Since the Oregon Land Use Board of Appeals recently reversed Jackson County's approval of a 37,905-panel solar farm on a 90-acre property along Rossanley Drive just outside Medford because the solar array would have covered up prime ag land, I've been thinking about where else solar panels could be placed. Whenever I take off or land at the Medford airport (or any other city airport), I see dozens and dozens of large-box buildings, usually warehouse or big-box stores. These buildings have massive roofs. Why don't the owners of these buildings equip them with arrays of solar panels or rent their roofs to firms that will do it for them?

— Climate protector, Talent

 

We didn't speak with every commercial property owner in the region, Climate Protector, but we gather it's largely a matter of economics.

Buzz Thielmann, president of Oregon Energy Green, said a number of factors go into consideration of a solar installation.

To get state and federal tax credits, you have to prove that the installation will get at least 75 percent of the available sunlight, Thielmann said. The installation undergoes a rather bureaucratic sounding formula known as "Total Solar Resource Fraction." For instance, a north-facing roof probably wouldn't cut it.

"A lot of roofs aren't capable of this," Thielmann said.

Another issue is that most solar installations last 25 to 30 years. If a roof is 15 years old and is designed to last another 15 years, then putting a solar installation on top doesn't make economic sense. Thielmann said the roof and the solar installation would have to be pulled off in 15 years.

"One of the big questions we have is, 'What is the age of your roof?' "

A solar array installed on flat ground is a lot cheaper than one installed on a rooftop.

Solar fields typically cost about $2 a watt, Thielmann said. A rooftop installation is typically $3 to $3.25 a watt.

It's not that we don't have solar panels around the airport in Medford, C.P.

In fact, the Medford airport has solar panels in the parking area.

In the past, solar panels caused some glare that would have proved dangerous for airplanes at the airport.

"In the early days of solar, glare was a big issue," said Bern Case, the airport's director.

But improvements with the design and orientation of the solar panels has reduced the glare problem markedly, he said.

"We've actually looked at additional solar, and haven't ruled it out," Case said.

The airport already has solar panels that provide enough power for the parking lot area. Underground conduit is being installed in the expanded parking lot areas, which are under construction, so that solar panels can be installed in the future.

Case said the airport had been in discussions with a company that wanted to install more panels, but the deal didn't work out.

The airport also has a number of billboards that are also solar-powered.

Regarding big-box store roofs and solar panels, it would be up to the property owners to decide if they wanted arrays up top or in parking lots. Cascade Christian School, which is near the airport, has installed solar panels in its parking lot.
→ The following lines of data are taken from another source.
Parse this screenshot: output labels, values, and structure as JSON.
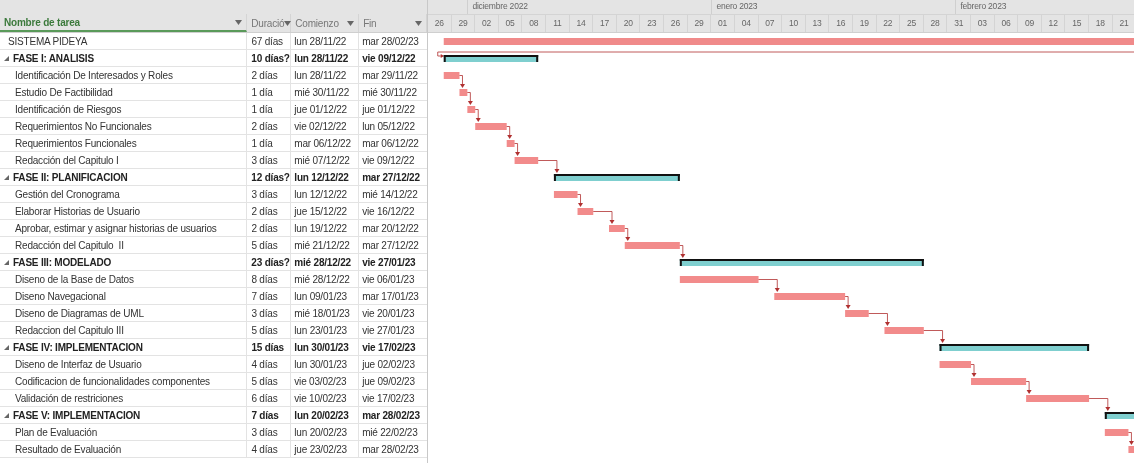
{
  "table": {
    "columns": [
      {
        "label": "Nombre de tarea",
        "selected": true
      },
      {
        "label": "Duració",
        "selected": false
      },
      {
        "label": "Comienzo",
        "selected": false
      },
      {
        "label": "Fin",
        "selected": false
      }
    ],
    "rows": [
      {
        "kind": "project",
        "name": "SISTEMA PIDEYA",
        "duration": "67 días",
        "start": "lun 28/11/22",
        "finish": "mar 28/02/23"
      },
      {
        "kind": "summary",
        "expanded": true,
        "name": "FASE I: ANALISIS",
        "duration": "10 días?",
        "start": "lun 28/11/22",
        "finish": "vie 09/12/22"
      },
      {
        "kind": "task",
        "name": "Identificación De Interesados y Roles",
        "duration": "2 días",
        "start": "lun 28/11/22",
        "finish": "mar 29/11/22"
      },
      {
        "kind": "task",
        "name": "Estudio De Factibilidad",
        "duration": "1 día",
        "start": "mié 30/11/22",
        "finish": "mié 30/11/22"
      },
      {
        "kind": "task",
        "name": "Identificación de Riesgos",
        "duration": "1 día",
        "start": "jue 01/12/22",
        "finish": "jue 01/12/22"
      },
      {
        "kind": "task",
        "name": "Requerimientos No Funcionales",
        "duration": "2 días",
        "start": "vie 02/12/22",
        "finish": "lun 05/12/22"
      },
      {
        "kind": "task",
        "name": "Requerimientos Funcionales",
        "duration": "1 día",
        "start": "mar 06/12/22",
        "finish": "mar 06/12/22"
      },
      {
        "kind": "task",
        "name": "Redacción del Capitulo I",
        "duration": "3 días",
        "start": "mié 07/12/22",
        "finish": "vie 09/12/22"
      },
      {
        "kind": "summary",
        "expanded": true,
        "name": "FASE II: PLANIFICACION",
        "duration": "12 días?",
        "start": "lun 12/12/22",
        "finish": "mar 27/12/22"
      },
      {
        "kind": "task",
        "name": "Gestión del Cronograma",
        "duration": "3 días",
        "start": "lun 12/12/22",
        "finish": "mié 14/12/22"
      },
      {
        "kind": "task",
        "name": "Elaborar Historias de Usuario",
        "duration": "2 días",
        "start": "jue 15/12/22",
        "finish": "vie 16/12/22"
      },
      {
        "kind": "task",
        "name": "Aprobar, estimar y asignar historias de usuarios",
        "duration": "2 días",
        "start": "lun 19/12/22",
        "finish": "mar 20/12/22"
      },
      {
        "kind": "task",
        "name": "Redacción del Capitulo  II",
        "duration": "5 días",
        "start": "mié 21/12/22",
        "finish": "mar 27/12/22"
      },
      {
        "kind": "summary",
        "expanded": true,
        "name": "FASE III: MODELADO",
        "duration": "23 días?",
        "start": "mié 28/12/22",
        "finish": "vie 27/01/23"
      },
      {
        "kind": "task",
        "name": "Diseno de la Base de Datos",
        "duration": "8 días",
        "start": "mié 28/12/22",
        "finish": "vie 06/01/23"
      },
      {
        "kind": "task",
        "name": "Diseno Navegacional",
        "duration": "7 días",
        "start": "lun 09/01/23",
        "finish": "mar 17/01/23"
      },
      {
        "kind": "task",
        "name": "Diseno de Diagramas de UML",
        "duration": "3 días",
        "start": "mié 18/01/23",
        "finish": "vie 20/01/23"
      },
      {
        "kind": "task",
        "name": "Redaccion del Capitulo III",
        "duration": "5 días",
        "start": "lun 23/01/23",
        "finish": "vie 27/01/23"
      },
      {
        "kind": "summary",
        "expanded": true,
        "name": "FASE IV: IMPLEMENTACION",
        "duration": "15 días",
        "start": "lun 30/01/23",
        "finish": "vie 17/02/23"
      },
      {
        "kind": "task",
        "name": "Diseno de Interfaz de Usuario",
        "duration": "4 días",
        "start": "lun 30/01/23",
        "finish": "jue 02/02/23"
      },
      {
        "kind": "task",
        "name": "Codificacion de funcionalidades componentes",
        "duration": "5 días",
        "start": "vie 03/02/23",
        "finish": "jue 09/02/23"
      },
      {
        "kind": "task",
        "name": "Validación de restriciones",
        "duration": "6 días",
        "start": "vie 10/02/23",
        "finish": "vie 17/02/23"
      },
      {
        "kind": "summary",
        "expanded": true,
        "name": "FASE V: IMPLEMENTACION",
        "duration": "7 días",
        "start": "lun 20/02/23",
        "finish": "mar 28/02/23"
      },
      {
        "kind": "task",
        "name": "Plan de Evaluación",
        "duration": "3 días",
        "start": "lun 20/02/23",
        "finish": "mié 22/02/23"
      },
      {
        "kind": "task",
        "name": "Resultado de Evaluación",
        "duration": "4 días",
        "start": "jue 23/02/23",
        "finish": "mar 28/02/23"
      }
    ]
  },
  "timeline": {
    "months": [
      "diciembre 2022",
      "enero 2023",
      "febrero 2023"
    ],
    "days": [
      "26",
      "29",
      "02",
      "05",
      "08",
      "11",
      "14",
      "17",
      "20",
      "23",
      "26",
      "29",
      "01",
      "04",
      "07",
      "10",
      "13",
      "16",
      "19",
      "22",
      "25",
      "28",
      "31",
      "03",
      "06",
      "09",
      "12",
      "15",
      "18",
      "21"
    ]
  }
}
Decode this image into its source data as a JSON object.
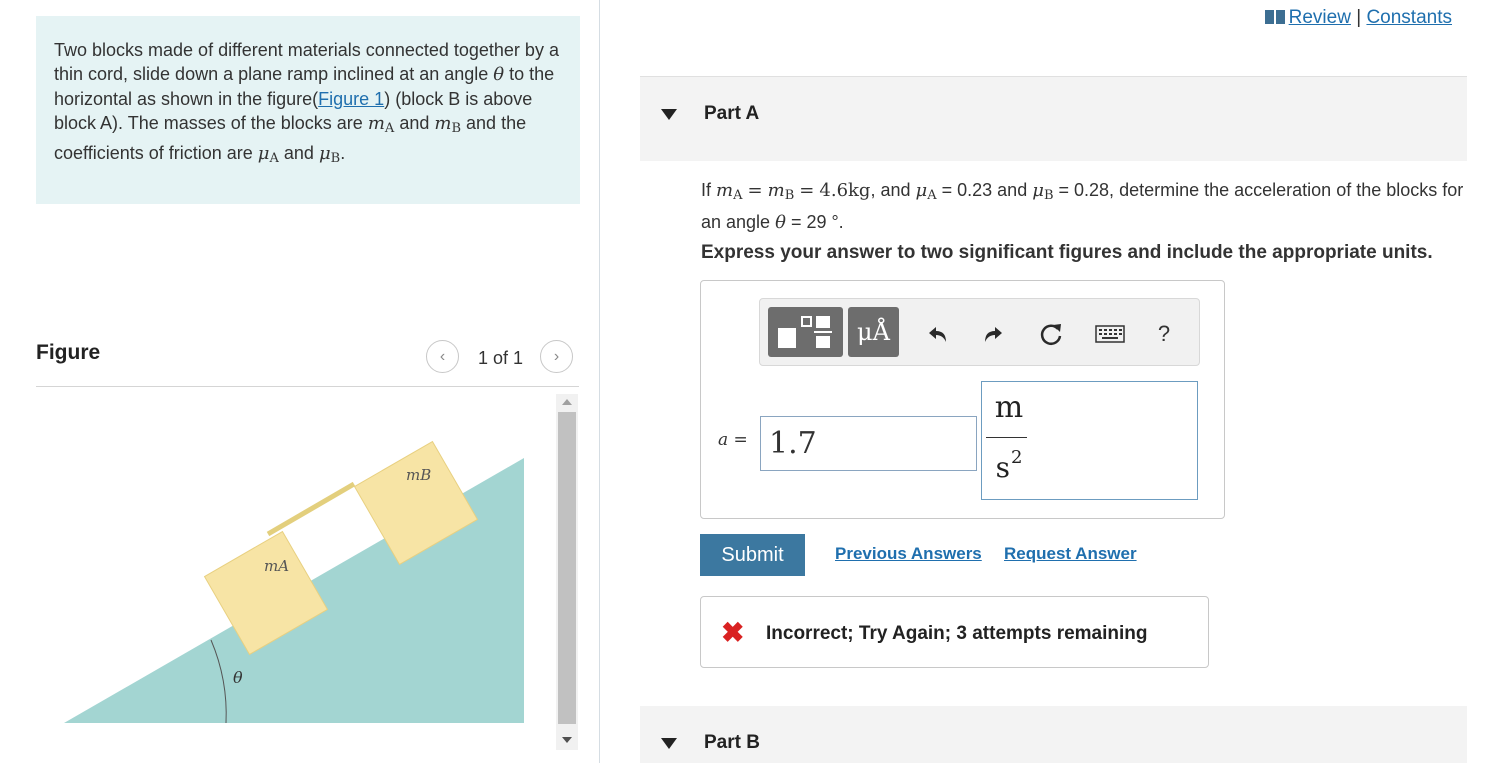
{
  "problem": {
    "intro_part1": "Two blocks made of different materials connected together by a thin cord, slide down a plane ramp inclined at an angle",
    "theta": "θ",
    "intro_part2": "to the horizontal as shown in the figure(",
    "figure_link": "Figure 1",
    "intro_part3": ") (block B is above block A). The masses of the blocks are",
    "m": "m",
    "mu": "μ",
    "sub_A": "A",
    "sub_B": "B",
    "and": "and",
    "intro_part4": "and the coefficients of friction are",
    "period": "."
  },
  "figure_panel": {
    "title": "Figure",
    "prev_icon": "chevron-left-icon",
    "next_icon": "chevron-right-icon",
    "count": "1 of 1",
    "labels": {
      "block_b": "mB",
      "block_a": "mA",
      "angle": "θ"
    },
    "colors": {
      "ramp": "#a3d5d2",
      "block": "#f7e4a5",
      "cord": "#e3cf7d"
    }
  },
  "header": {
    "book_icon": "book-icon",
    "review": "Review",
    "separator": "|",
    "constants": "Constants"
  },
  "part_a": {
    "title": "Part A",
    "q_if": "If",
    "q_eq": "=",
    "q_mass": "4.6kg",
    "q_mid": ", and",
    "q_muA": "= 0.23 and",
    "q_muB": "= 0.28, determine the acceleration of the blocks for an angle",
    "q_angle": "= 29 °.",
    "instructions": "Express your answer to two significant figures and include the appropriate units."
  },
  "toolbar": {
    "template_icon": "fraction-template-icon",
    "units_label": "μÅ",
    "undo_icon": "undo-icon",
    "redo_icon": "redo-icon",
    "reset_icon": "reset-icon",
    "keyboard_icon": "keyboard-icon",
    "help_label": "?"
  },
  "answer": {
    "variable": "a =",
    "value": "1.7",
    "unit_numerator": "m",
    "unit_denominator": "s",
    "unit_exponent": "2"
  },
  "actions": {
    "submit": "Submit",
    "previous_answers": "Previous Answers",
    "request_answer": "Request Answer"
  },
  "feedback": {
    "icon": "✖",
    "text": "Incorrect; Try Again; 3 attempts remaining"
  },
  "part_b": {
    "title": "Part B"
  },
  "colors": {
    "accent": "#3c78a0",
    "link": "#1f6fae",
    "intro_bg": "#e5f3f4",
    "error": "#d92222"
  }
}
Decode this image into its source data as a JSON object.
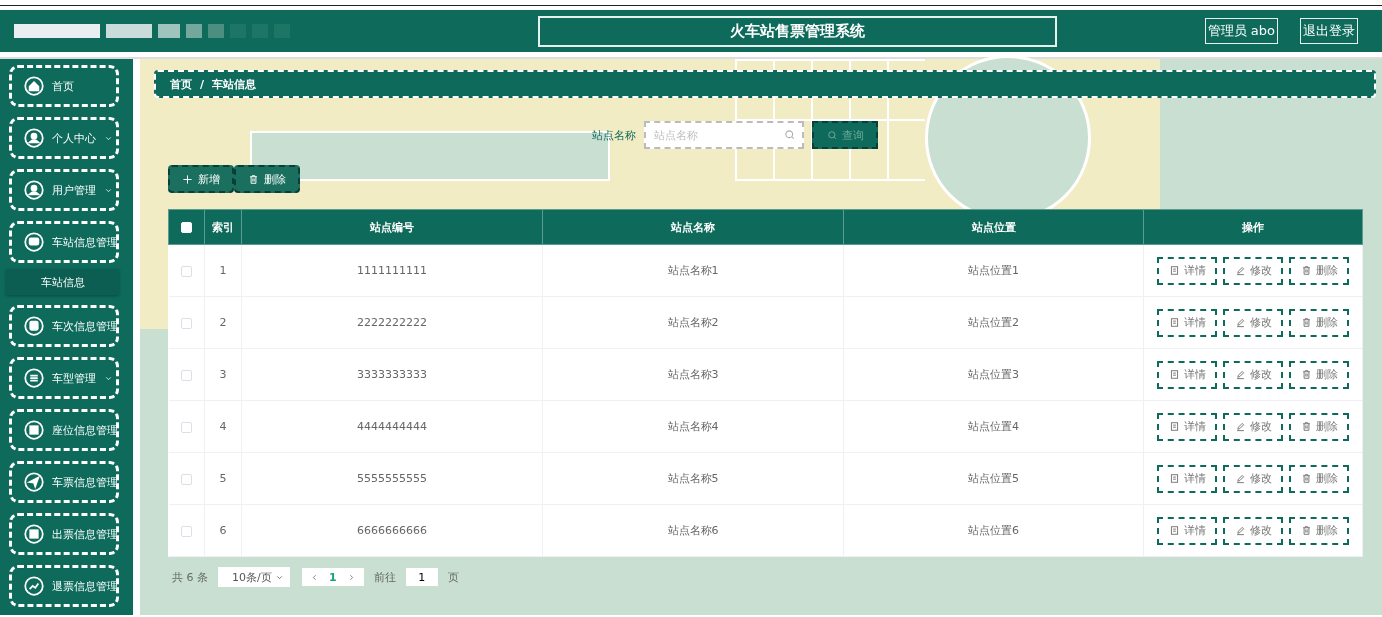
{
  "header": {
    "title": "火车站售票管理系统",
    "user": "管理员 abo",
    "logout": "退出登录"
  },
  "sidebar": {
    "items": [
      {
        "label": "首页"
      },
      {
        "label": "个人中心",
        "expanded": false
      },
      {
        "label": "用户管理",
        "expanded": false
      },
      {
        "label": "车站信息管理",
        "expanded": true,
        "children": [
          {
            "label": "车站信息",
            "selected": true
          }
        ]
      },
      {
        "label": "车次信息管理"
      },
      {
        "label": "车型管理",
        "expanded": false
      },
      {
        "label": "座位信息管理"
      },
      {
        "label": "车票信息管理"
      },
      {
        "label": "出票信息管理"
      },
      {
        "label": "退票信息管理"
      }
    ]
  },
  "breadcrumb": [
    "首页",
    "车站信息"
  ],
  "breadcrumb_separator": "/",
  "search": {
    "label": "站点名称",
    "placeholder": "站点名称",
    "button": "查询"
  },
  "toolbar": {
    "add": "新增",
    "delete": "删除"
  },
  "table": {
    "header_checked": false,
    "columns": [
      "索引",
      "站点编号",
      "站点名称",
      "站点位置",
      "操作"
    ],
    "rows": [
      {
        "checked": false,
        "cells": [
          "1",
          "1111111111",
          "站点名称1",
          "站点位置1"
        ],
        "actions": [
          "详情",
          "修改",
          "删除"
        ]
      },
      {
        "checked": false,
        "cells": [
          "2",
          "2222222222",
          "站点名称2",
          "站点位置2"
        ],
        "actions": [
          "详情",
          "修改",
          "删除"
        ]
      },
      {
        "checked": false,
        "cells": [
          "3",
          "3333333333",
          "站点名称3",
          "站点位置3"
        ],
        "actions": [
          "详情",
          "修改",
          "删除"
        ]
      },
      {
        "checked": false,
        "cells": [
          "4",
          "4444444444",
          "站点名称4",
          "站点位置4"
        ],
        "actions": [
          "详情",
          "修改",
          "删除"
        ]
      },
      {
        "checked": false,
        "cells": [
          "5",
          "5555555555",
          "站点名称5",
          "站点位置5"
        ],
        "actions": [
          "详情",
          "修改",
          "删除"
        ]
      },
      {
        "checked": false,
        "cells": [
          "6",
          "6666666666",
          "站点名称6",
          "站点位置6"
        ],
        "actions": [
          "详情",
          "修改",
          "删除"
        ]
      }
    ]
  },
  "pagination": {
    "total": "共 6 条",
    "page_size": "10条/页",
    "pages": [
      {
        "label": "1",
        "selected": true
      }
    ],
    "goto_label": "前往",
    "goto_value": "1",
    "goto_suffix": "页"
  }
}
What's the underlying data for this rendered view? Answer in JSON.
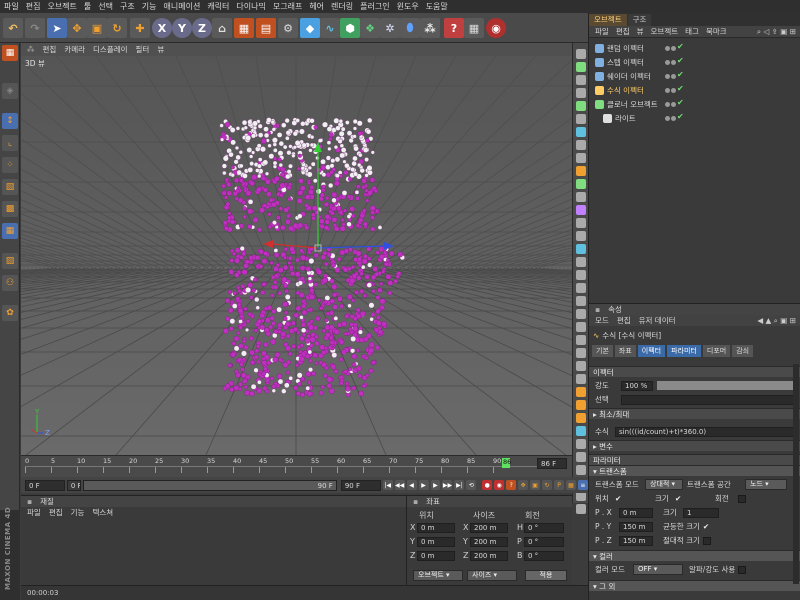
{
  "menubar": [
    "파일",
    "편집",
    "오브젝트",
    "툴",
    "선택",
    "구조",
    "기능",
    "애니메이션",
    "캐릭터",
    "다이나믹",
    "모그래프",
    "헤어",
    "렌더링",
    "플러그인",
    "윈도우",
    "도움말"
  ],
  "toolbar": {
    "x_label": "X",
    "y_label": "Y",
    "z_label": "Z"
  },
  "viewport": {
    "menu": [
      "편집",
      "카메라",
      "디스플레이",
      "필터",
      "뷰"
    ],
    "label": "3D 뷰",
    "axis_y": "Y",
    "axis_z": "Z"
  },
  "timeline": {
    "ticks": [
      "0",
      "5",
      "10",
      "15",
      "20",
      "25",
      "30",
      "35",
      "40",
      "45",
      "50",
      "55",
      "60",
      "65",
      "70",
      "75",
      "80",
      "85",
      "90"
    ],
    "current_frame_label": "86",
    "end_frame": "86 F"
  },
  "playback": {
    "start": "0 F",
    "start2": "0 F",
    "end2": "90 F",
    "end": "90 F"
  },
  "material": {
    "title": "재질",
    "menu": [
      "파일",
      "편집",
      "기능",
      "텍스쳐"
    ]
  },
  "coords": {
    "title": "좌표",
    "col_position": "위치",
    "col_size": "사이즈",
    "col_rotation": "회전",
    "rows": [
      {
        "axis": "X",
        "pos": "0 m",
        "saxis": "X",
        "size": "200 m",
        "raxis": "H",
        "rot": "0 °"
      },
      {
        "axis": "Y",
        "pos": "0 m",
        "saxis": "Y",
        "size": "200 m",
        "raxis": "P",
        "rot": "0 °"
      },
      {
        "axis": "Z",
        "pos": "0 m",
        "saxis": "Z",
        "size": "200 m",
        "raxis": "B",
        "rot": "0 °"
      }
    ],
    "mode_object": "오브젝트",
    "mode_size": "사이즈",
    "apply": "적용"
  },
  "status": {
    "time": "00:00:03"
  },
  "brand": "MAXON CINEMA 4D",
  "objects": {
    "tabs": [
      "오브젝트",
      "구조"
    ],
    "menu": [
      "파일",
      "편집",
      "뷰",
      "오브젝트",
      "태그",
      "북마크"
    ],
    "items": [
      {
        "name": "랜덤 이펙터",
        "color": "#7fb0e0"
      },
      {
        "name": "스텝 이펙터",
        "color": "#7fb0e0"
      },
      {
        "name": "쉐이더 이펙터",
        "color": "#7fb0e0"
      },
      {
        "name": "수식 이펙터",
        "color": "#ffcc66"
      },
      {
        "name": "클로너 오브젝트",
        "color": "#7fdc7f"
      },
      {
        "name": "라이트",
        "color": "#e0e0e0"
      }
    ]
  },
  "attributes": {
    "title": "속성",
    "menu": [
      "모드",
      "편집",
      "유저 데이터"
    ],
    "object_title": "수식 [수식 이펙터]",
    "tabs": [
      "기본",
      "좌표",
      "이펙터",
      "파라미터",
      "디포머",
      "감쇠"
    ],
    "effector_section": "이펙터",
    "strength_label": "강도",
    "strength_value": "100 %",
    "strength_fraction": 1.0,
    "selection_label": "선택",
    "minmax_section": "최소/최대",
    "formula_label": "수식",
    "formula_value": "sin(((id/count)+t)*360.0)",
    "variables_section": "변수",
    "params_section": "파라미터",
    "transform_section": "트랜스폼",
    "transform_mode_label": "트랜스폼 모드",
    "transform_mode_value": "상대적",
    "transform_space_label": "트랜스폼 공간",
    "transform_space_value": "노드",
    "position_label": "위치",
    "scale_label": "크기",
    "rotation_label": "회전",
    "px_label": "P . X",
    "px_value": "0 m",
    "py_label": "P . Y",
    "py_value": "150 m",
    "pz_label": "P . Z",
    "pz_value": "150 m",
    "scale2_label": "크기",
    "scale2_value": "1",
    "uniform_label": "균등한 크기",
    "absolute_label": "절대적 크기",
    "color_section": "컬러",
    "color_mode_label": "컬러 모드",
    "color_mode_value": "OFF",
    "alpha_label": "알파/강도 사용",
    "other_section": "그 외"
  },
  "colors": {
    "accent_blue": "#3b6aa8",
    "particle_magenta": "#c030c0",
    "particle_white": "#f0f0f0",
    "playhead": "#60e060"
  }
}
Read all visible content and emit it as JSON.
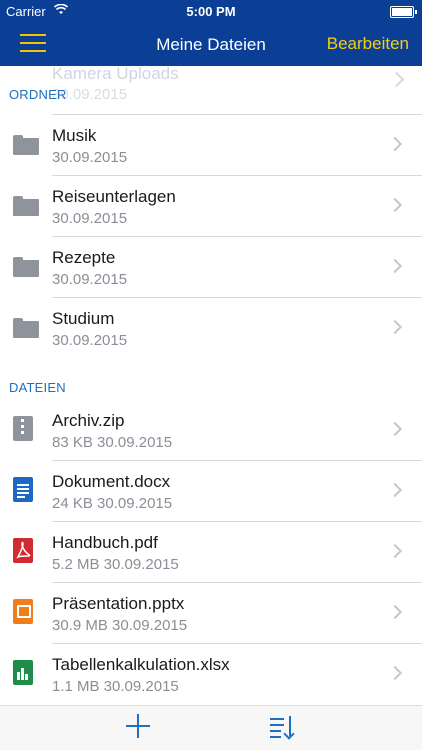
{
  "status_bar": {
    "carrier": "Carrier",
    "time": "5:00 PM"
  },
  "nav": {
    "title": "Meine Dateien",
    "edit_label": "Bearbeiten"
  },
  "ghost_row": {
    "title": "Kamera Uploads",
    "date": "30.09.2015"
  },
  "sections": {
    "folders": "ORDNER",
    "files": "DATEIEN"
  },
  "folders": [
    {
      "name": "Musik",
      "date": "30.09.2015"
    },
    {
      "name": "Reiseunterlagen",
      "date": "30.09.2015"
    },
    {
      "name": "Rezepte",
      "date": "30.09.2015"
    },
    {
      "name": "Studium",
      "date": "30.09.2015"
    }
  ],
  "files": [
    {
      "name": "Archiv.zip",
      "meta": "83 KB  30.09.2015",
      "icon": "zip-file-icon"
    },
    {
      "name": "Dokument.docx",
      "meta": "24 KB  30.09.2015",
      "icon": "word-document-icon"
    },
    {
      "name": "Handbuch.pdf",
      "meta": "5.2 MB  30.09.2015",
      "icon": "pdf-file-icon"
    },
    {
      "name": "Präsentation.pptx",
      "meta": "30.9 MB  30.09.2015",
      "icon": "presentation-file-icon"
    },
    {
      "name": "Tabellenkalkulation.xlsx",
      "meta": "1.1 MB  30.09.2015",
      "icon": "spreadsheet-file-icon"
    }
  ],
  "colors": {
    "bar": "#0b3f96",
    "accent": "#f6cd15",
    "link": "#1d6fbf"
  }
}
Properties near the airport should fill out a form that is submitted to the Federal Aviation Administration, which likes to know where solar panels are located, Case said.

— Send questions to “Since You Asked,” Mail Tribune Newsroom, P.O. Box 1108, Medford, OR 97501; by fax to 541-776-4376; or by email to youasked@mailtribune.com. We’re sorry, but the volume of questions received prevents us from answering all of them.